To investigate the predictability of genetic adaptation, we examined the molecular basis of convergence in hemoglobin function in comparisons involving 56 avian taxa that have contrasting altitudinal range limits. Convergent increases in hemoglobin-oxygen affinity were pervasive among high-altitude taxa, but few such changes were attributable to parallel amino acid substitutions at key residues. Thus, predictable changes in biochemical phenotype do not have a predictable molecular basis. Experiments involving resurrected ancestral proteins revealed that historical substitutions have context-dependent effects, indicating that possible adaptive solutions are contingent on prior history. Mutations that produce an adaptive change in one species may represent precluded possibilities in other species because of differences in genetic background.

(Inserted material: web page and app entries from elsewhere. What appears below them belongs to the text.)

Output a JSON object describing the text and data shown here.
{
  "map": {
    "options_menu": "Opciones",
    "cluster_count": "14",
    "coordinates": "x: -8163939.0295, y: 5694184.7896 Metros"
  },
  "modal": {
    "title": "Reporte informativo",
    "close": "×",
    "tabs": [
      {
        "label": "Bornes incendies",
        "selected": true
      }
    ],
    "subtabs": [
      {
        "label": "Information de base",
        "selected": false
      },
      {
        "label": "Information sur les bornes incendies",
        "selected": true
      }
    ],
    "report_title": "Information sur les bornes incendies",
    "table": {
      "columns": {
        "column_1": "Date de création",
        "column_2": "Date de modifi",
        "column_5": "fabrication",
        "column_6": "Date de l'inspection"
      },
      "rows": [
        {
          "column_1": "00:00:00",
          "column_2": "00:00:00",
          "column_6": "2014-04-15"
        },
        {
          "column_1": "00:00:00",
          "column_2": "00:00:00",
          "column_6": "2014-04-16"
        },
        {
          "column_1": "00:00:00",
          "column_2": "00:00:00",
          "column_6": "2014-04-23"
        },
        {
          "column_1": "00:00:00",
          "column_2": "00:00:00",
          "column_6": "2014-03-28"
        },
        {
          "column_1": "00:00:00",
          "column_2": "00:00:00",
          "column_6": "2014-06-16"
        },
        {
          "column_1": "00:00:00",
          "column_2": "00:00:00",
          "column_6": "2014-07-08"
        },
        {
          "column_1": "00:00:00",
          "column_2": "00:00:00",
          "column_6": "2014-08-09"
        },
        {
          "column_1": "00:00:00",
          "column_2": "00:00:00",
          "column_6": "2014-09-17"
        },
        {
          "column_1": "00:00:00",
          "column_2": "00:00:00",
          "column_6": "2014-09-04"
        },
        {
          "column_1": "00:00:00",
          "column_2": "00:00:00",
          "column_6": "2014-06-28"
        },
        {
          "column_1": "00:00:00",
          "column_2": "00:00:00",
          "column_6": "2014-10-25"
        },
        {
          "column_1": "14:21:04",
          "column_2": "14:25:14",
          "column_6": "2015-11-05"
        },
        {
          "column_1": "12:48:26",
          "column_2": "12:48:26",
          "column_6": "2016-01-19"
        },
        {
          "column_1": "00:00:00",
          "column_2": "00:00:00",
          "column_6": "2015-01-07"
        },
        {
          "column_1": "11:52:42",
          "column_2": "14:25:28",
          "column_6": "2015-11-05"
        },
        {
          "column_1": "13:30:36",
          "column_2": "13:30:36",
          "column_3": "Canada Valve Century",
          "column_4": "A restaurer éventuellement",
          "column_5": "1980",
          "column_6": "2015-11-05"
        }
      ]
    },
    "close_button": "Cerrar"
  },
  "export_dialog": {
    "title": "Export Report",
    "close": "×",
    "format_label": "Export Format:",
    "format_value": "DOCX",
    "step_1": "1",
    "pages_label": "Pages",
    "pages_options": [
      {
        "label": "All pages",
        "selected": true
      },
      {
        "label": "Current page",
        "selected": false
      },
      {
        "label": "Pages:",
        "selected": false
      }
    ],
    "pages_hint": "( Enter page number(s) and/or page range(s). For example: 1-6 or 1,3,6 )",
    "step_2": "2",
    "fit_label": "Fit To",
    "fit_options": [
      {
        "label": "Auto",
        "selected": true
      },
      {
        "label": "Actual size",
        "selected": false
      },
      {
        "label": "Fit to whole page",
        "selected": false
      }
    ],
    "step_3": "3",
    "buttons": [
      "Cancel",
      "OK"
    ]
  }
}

Green RE, Braun EL, Armstrong J, Earl D, Nguyen N, Hickey G, Vandewege MW, St John JA, Capella-Gutierrez S, Castoe TA, Kern C, Fujita MK, Opazo JC, Jurka J, Kojima KK, Caballero J, Hubley RM, Smit AF, Platt RN, Lavoie CA, Ramakodi MP, Finger JW, Suh A, Isberg SR, Miles L, Chong AY, Jaratlerdsiri W, Gongora J, Moran C, Iriarte A, McCormack J, Burgess SC, Edwards SV, Lyons E, Williams C, Breen M, Howard JT, Gresham CR, Peterson DG, Schmitz J, Pollock DD, Haussler D, Triplett EW, Zhang G, Irie N, Jarvis ED, Brochu CA, Schmidt CJ, McCarthy FM, Faircloth BC, Hoffmann FG, Glenn TC, Gabaldon T, Paten B, Ray DA (2014) Three crocodilian genomes reveal ancestral patterns of evolution among archosaurs. Science 346(6215): 1254449.
To provide context for the diversification of archosaurs--the group that includes crocodilians, dinosaurs, and birds--we generated draft genomes of three crocodilians: Alligator mississippiensis (the American alligator), Crocodylus porosus (the saltwater crocodile), and Gavialis gangeticus (the Indian gharial). We observed an exceptionally slow rate of genome evolution within crocodilians at all levels, including nucleotide substitutions, indels, transposable element content and movement, gene family evolution, and chromosomal synteny. When placed within the context of related taxa including birds and turtles, this suggests that the common ancestor of all of these taxa also exhibited slow genome evolution and that the comparatively rapid evolution is derived in birds. The data also provided the opportunity to analyze heterozygosity in crocodilians, which indicates a likely reduction in population size for all three taxa through the Pleistocene. Finally, these data combined with newly published bird genomes allowed us to reconstruct the partial genome of the common ancestor of archosaurs, thereby providing a tool to investigate the genetic starting material of crocodilians, birds, and dinosaurs.